**YOUR ASSIGNMENT**
Report the count of lines below that include "Adipiscing", without any other text.
= Beginning of Section =
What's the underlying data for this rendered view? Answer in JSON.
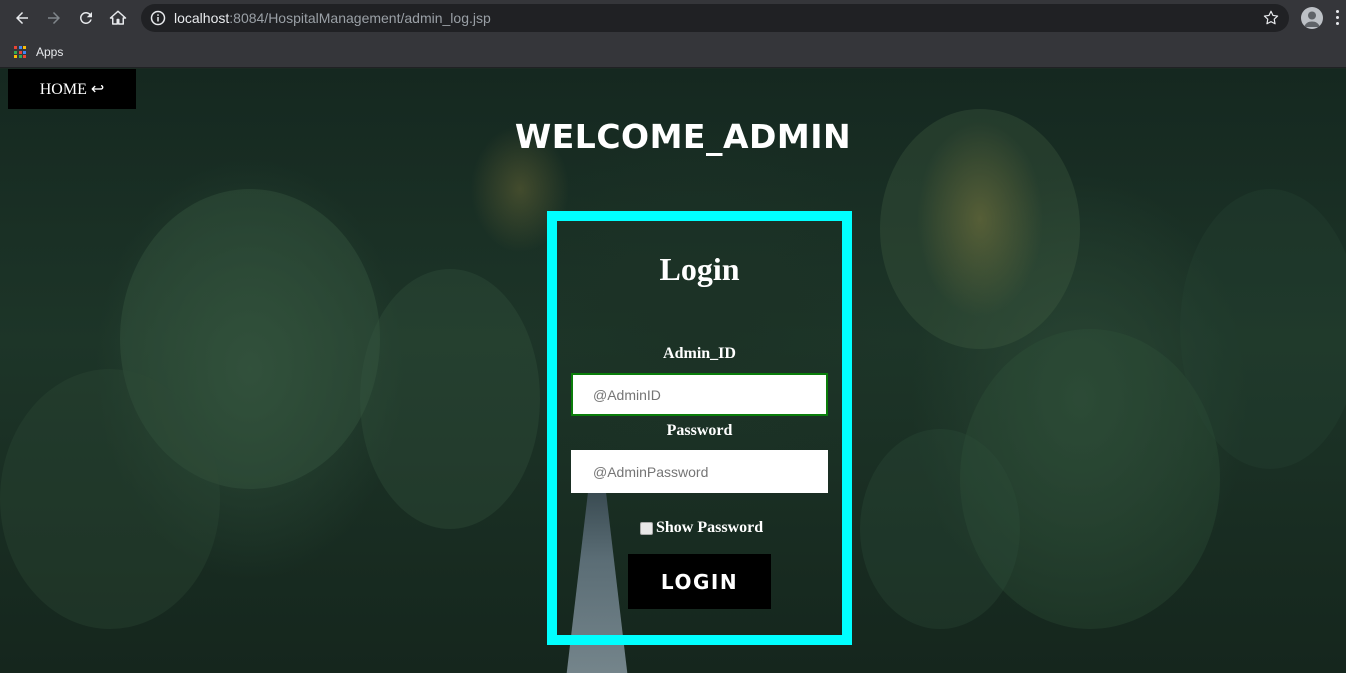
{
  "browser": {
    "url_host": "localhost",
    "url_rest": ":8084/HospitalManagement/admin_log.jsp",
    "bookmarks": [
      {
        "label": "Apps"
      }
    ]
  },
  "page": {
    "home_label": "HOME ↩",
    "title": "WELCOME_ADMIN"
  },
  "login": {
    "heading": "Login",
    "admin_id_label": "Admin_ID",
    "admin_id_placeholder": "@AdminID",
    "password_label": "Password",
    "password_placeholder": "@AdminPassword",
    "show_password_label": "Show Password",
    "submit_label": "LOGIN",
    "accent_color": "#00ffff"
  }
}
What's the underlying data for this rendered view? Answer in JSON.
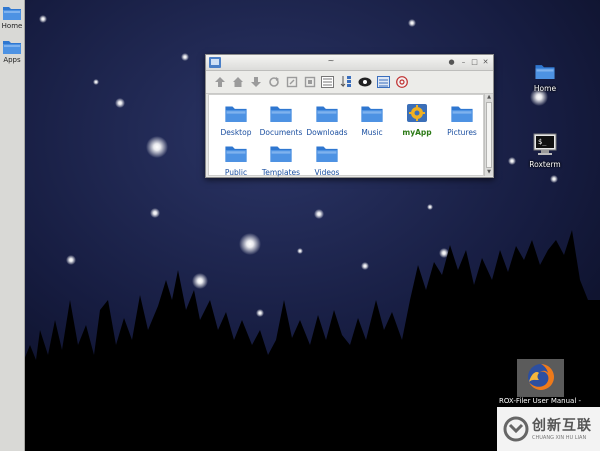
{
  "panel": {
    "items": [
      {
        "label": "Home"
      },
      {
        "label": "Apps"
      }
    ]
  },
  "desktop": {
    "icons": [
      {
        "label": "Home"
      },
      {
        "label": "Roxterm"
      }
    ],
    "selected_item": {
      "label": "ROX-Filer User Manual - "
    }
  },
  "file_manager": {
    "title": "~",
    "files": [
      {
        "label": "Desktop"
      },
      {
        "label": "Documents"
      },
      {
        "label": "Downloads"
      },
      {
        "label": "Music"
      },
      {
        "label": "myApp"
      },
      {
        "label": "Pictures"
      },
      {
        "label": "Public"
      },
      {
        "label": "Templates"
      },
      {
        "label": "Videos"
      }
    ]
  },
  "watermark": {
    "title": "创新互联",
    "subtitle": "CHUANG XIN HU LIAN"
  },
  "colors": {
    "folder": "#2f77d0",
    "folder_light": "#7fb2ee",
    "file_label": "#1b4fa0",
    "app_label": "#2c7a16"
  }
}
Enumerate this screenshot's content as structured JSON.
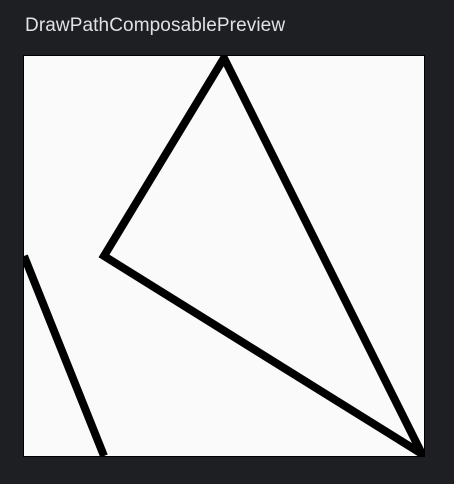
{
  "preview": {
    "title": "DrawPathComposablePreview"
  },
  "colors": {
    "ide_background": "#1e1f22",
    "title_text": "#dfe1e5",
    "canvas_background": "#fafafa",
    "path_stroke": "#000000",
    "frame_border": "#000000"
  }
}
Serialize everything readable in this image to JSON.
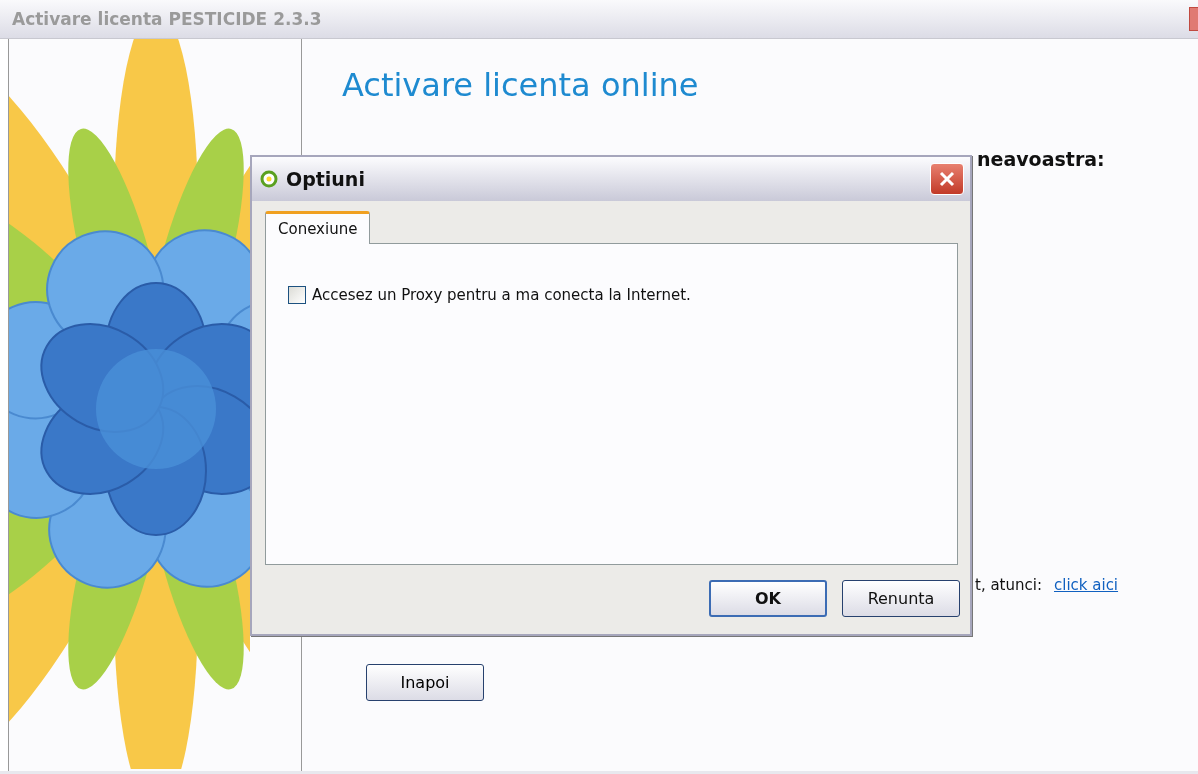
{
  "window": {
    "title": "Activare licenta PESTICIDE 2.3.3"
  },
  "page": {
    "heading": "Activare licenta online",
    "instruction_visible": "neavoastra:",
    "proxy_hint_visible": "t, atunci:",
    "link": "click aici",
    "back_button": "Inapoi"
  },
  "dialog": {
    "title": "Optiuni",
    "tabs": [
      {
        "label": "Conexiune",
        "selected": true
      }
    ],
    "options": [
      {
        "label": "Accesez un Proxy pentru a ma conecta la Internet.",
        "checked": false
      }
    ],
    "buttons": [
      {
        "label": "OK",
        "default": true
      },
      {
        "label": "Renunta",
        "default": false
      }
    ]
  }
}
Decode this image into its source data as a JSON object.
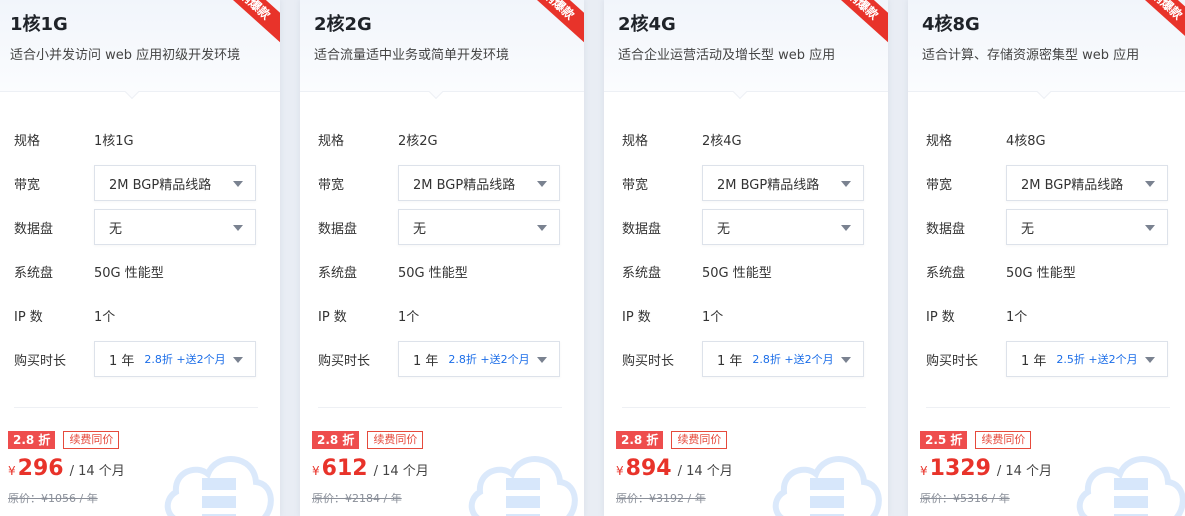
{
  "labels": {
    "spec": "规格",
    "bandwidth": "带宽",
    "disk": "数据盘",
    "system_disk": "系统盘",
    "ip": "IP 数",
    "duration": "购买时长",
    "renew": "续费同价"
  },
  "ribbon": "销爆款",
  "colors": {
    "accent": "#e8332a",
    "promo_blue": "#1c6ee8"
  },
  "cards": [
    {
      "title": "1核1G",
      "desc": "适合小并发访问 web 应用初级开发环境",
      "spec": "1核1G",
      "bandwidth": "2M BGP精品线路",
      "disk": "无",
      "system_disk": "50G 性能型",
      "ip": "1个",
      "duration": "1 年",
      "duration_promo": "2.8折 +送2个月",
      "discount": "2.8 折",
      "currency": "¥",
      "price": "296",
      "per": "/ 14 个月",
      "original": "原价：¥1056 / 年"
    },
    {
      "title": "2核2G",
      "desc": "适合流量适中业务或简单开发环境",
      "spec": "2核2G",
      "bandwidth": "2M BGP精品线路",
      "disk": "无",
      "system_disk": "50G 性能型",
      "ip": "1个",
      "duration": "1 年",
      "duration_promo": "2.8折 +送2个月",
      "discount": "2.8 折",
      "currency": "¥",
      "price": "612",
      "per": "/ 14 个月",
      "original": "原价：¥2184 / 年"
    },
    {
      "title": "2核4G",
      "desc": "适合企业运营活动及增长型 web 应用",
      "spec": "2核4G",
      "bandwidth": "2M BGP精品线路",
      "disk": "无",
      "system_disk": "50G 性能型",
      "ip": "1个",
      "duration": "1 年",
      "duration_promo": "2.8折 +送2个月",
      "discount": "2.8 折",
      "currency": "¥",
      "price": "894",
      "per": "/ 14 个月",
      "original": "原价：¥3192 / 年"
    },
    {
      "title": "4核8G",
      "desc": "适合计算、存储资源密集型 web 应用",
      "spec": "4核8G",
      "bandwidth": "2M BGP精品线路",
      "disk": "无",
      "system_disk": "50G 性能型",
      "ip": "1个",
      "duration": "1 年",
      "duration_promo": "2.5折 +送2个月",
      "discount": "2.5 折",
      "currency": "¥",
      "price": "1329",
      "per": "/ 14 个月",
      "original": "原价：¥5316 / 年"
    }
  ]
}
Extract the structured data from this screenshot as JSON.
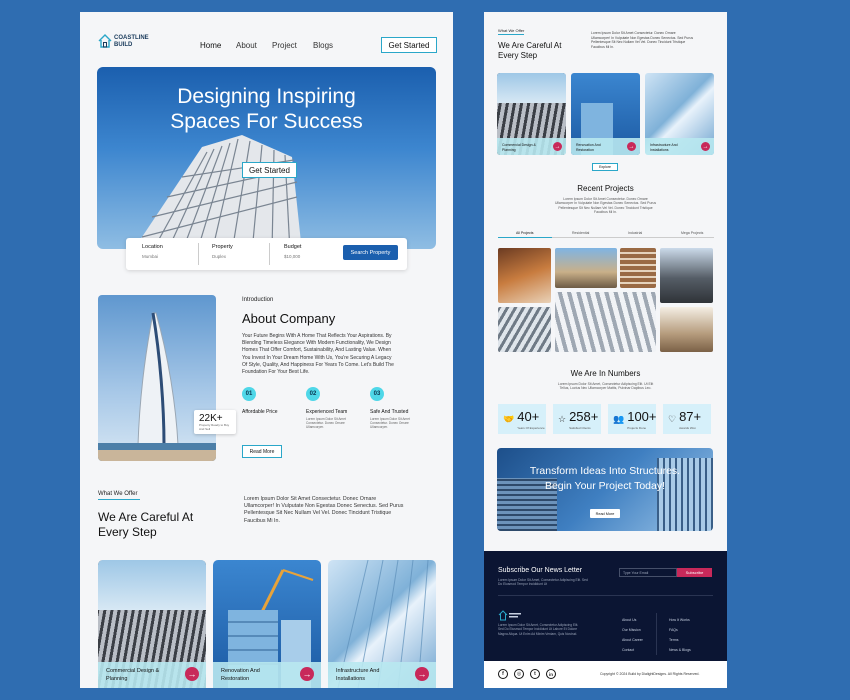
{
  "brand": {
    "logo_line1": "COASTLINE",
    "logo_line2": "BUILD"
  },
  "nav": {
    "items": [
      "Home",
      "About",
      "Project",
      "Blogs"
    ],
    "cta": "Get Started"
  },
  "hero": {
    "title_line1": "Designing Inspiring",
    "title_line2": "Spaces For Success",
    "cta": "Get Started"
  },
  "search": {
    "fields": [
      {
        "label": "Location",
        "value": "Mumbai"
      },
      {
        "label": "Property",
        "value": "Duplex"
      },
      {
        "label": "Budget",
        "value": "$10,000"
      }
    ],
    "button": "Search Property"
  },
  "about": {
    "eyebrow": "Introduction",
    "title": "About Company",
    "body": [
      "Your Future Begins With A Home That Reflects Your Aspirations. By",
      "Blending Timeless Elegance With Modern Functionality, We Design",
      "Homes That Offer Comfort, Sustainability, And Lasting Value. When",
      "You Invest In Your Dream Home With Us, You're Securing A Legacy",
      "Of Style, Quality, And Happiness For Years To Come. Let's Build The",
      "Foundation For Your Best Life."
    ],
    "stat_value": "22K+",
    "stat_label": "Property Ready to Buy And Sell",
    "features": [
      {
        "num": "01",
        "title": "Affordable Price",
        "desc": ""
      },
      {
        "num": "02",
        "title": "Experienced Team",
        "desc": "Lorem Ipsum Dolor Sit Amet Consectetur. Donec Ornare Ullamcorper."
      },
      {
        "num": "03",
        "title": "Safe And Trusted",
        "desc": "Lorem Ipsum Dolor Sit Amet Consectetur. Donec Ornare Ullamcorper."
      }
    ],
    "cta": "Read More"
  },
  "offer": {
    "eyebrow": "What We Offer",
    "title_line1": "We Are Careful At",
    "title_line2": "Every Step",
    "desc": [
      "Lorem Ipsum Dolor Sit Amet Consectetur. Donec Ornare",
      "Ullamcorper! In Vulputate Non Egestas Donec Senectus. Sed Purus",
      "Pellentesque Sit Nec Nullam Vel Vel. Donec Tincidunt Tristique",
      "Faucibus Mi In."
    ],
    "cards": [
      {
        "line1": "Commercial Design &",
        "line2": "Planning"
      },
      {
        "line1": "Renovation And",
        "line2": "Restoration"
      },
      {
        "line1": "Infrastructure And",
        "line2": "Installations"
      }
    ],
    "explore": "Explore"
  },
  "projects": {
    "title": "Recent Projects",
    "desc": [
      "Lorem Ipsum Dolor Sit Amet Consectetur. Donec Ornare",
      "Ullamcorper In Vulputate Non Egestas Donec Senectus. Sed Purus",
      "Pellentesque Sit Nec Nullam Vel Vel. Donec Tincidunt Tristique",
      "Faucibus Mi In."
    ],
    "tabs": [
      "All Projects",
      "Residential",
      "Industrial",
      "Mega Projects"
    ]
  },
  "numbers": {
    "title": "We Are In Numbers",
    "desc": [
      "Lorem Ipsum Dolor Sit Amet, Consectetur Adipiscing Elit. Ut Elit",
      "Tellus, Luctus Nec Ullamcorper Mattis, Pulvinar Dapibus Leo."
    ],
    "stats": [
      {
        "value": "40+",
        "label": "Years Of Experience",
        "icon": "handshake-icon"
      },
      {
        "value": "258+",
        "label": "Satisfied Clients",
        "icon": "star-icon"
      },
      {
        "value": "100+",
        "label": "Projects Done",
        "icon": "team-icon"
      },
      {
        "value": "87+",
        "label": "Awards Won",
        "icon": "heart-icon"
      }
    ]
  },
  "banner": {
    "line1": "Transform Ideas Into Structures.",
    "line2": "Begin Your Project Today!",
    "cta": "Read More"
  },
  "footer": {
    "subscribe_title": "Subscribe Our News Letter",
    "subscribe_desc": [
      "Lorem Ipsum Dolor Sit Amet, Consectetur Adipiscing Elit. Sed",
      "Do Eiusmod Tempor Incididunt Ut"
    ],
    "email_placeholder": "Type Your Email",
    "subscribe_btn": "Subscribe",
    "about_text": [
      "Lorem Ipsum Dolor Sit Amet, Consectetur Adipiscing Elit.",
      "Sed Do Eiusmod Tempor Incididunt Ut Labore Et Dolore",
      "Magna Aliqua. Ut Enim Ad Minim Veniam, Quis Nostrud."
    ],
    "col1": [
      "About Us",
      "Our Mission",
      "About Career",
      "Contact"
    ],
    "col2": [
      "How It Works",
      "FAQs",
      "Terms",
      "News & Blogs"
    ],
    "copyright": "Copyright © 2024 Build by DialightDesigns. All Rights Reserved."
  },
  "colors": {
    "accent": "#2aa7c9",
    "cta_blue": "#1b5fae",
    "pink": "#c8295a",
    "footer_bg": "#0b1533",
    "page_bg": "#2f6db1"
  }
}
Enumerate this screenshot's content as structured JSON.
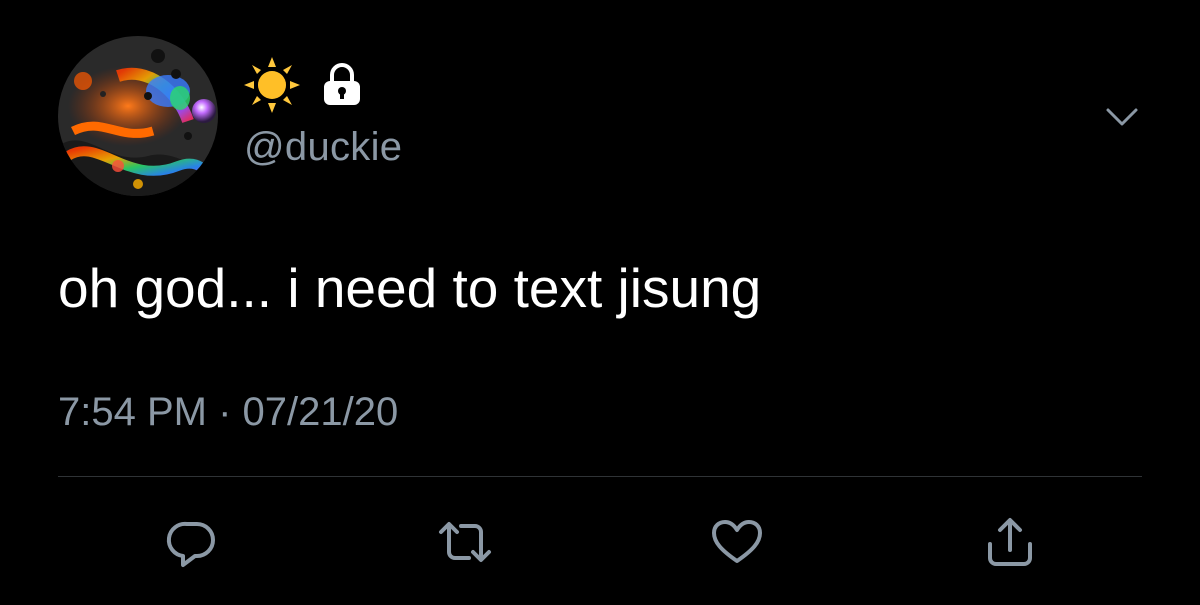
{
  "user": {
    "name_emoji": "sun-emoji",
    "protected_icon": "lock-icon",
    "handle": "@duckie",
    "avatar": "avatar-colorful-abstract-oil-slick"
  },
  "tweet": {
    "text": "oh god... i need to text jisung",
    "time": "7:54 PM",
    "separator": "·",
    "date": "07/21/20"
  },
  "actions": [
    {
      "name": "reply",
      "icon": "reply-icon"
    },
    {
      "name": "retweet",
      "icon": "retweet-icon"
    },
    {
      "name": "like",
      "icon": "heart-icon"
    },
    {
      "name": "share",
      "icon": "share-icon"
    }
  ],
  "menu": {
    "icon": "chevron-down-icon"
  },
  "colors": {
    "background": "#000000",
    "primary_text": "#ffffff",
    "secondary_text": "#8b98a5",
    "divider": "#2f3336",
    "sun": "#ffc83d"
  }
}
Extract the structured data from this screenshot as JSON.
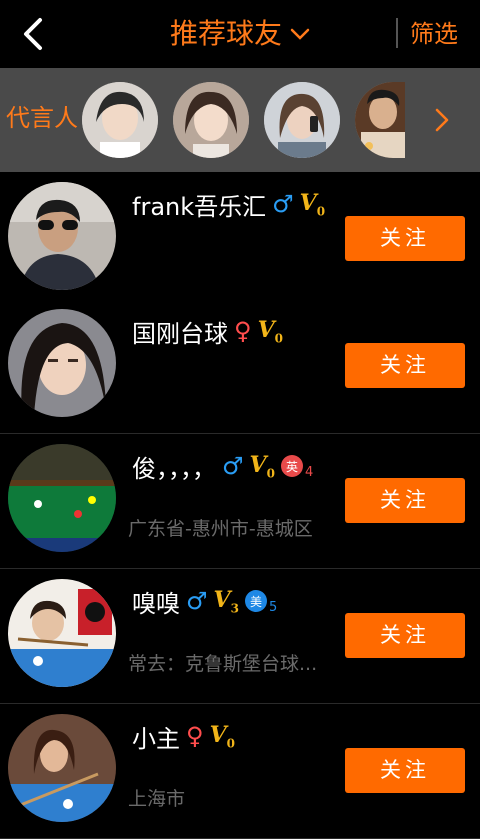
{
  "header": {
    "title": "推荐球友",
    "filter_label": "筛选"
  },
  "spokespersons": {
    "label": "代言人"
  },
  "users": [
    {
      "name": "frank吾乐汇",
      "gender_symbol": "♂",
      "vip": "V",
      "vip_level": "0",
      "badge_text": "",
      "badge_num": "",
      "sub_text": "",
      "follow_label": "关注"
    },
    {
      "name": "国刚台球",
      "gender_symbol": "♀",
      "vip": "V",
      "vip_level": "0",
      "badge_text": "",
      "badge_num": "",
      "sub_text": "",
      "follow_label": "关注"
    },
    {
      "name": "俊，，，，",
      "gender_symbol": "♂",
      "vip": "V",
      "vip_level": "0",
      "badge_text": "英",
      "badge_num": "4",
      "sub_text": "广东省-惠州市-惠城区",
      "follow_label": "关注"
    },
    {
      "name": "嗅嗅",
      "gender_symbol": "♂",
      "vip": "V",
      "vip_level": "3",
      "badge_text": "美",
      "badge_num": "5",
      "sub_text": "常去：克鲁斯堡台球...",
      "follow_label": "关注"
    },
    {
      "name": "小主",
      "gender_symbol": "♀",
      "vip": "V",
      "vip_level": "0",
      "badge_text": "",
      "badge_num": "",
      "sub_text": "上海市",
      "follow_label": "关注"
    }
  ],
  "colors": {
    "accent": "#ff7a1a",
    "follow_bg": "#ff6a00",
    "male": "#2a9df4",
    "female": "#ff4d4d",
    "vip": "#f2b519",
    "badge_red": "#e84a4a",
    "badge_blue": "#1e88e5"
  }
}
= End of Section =
**YOUR RESPONSE**
3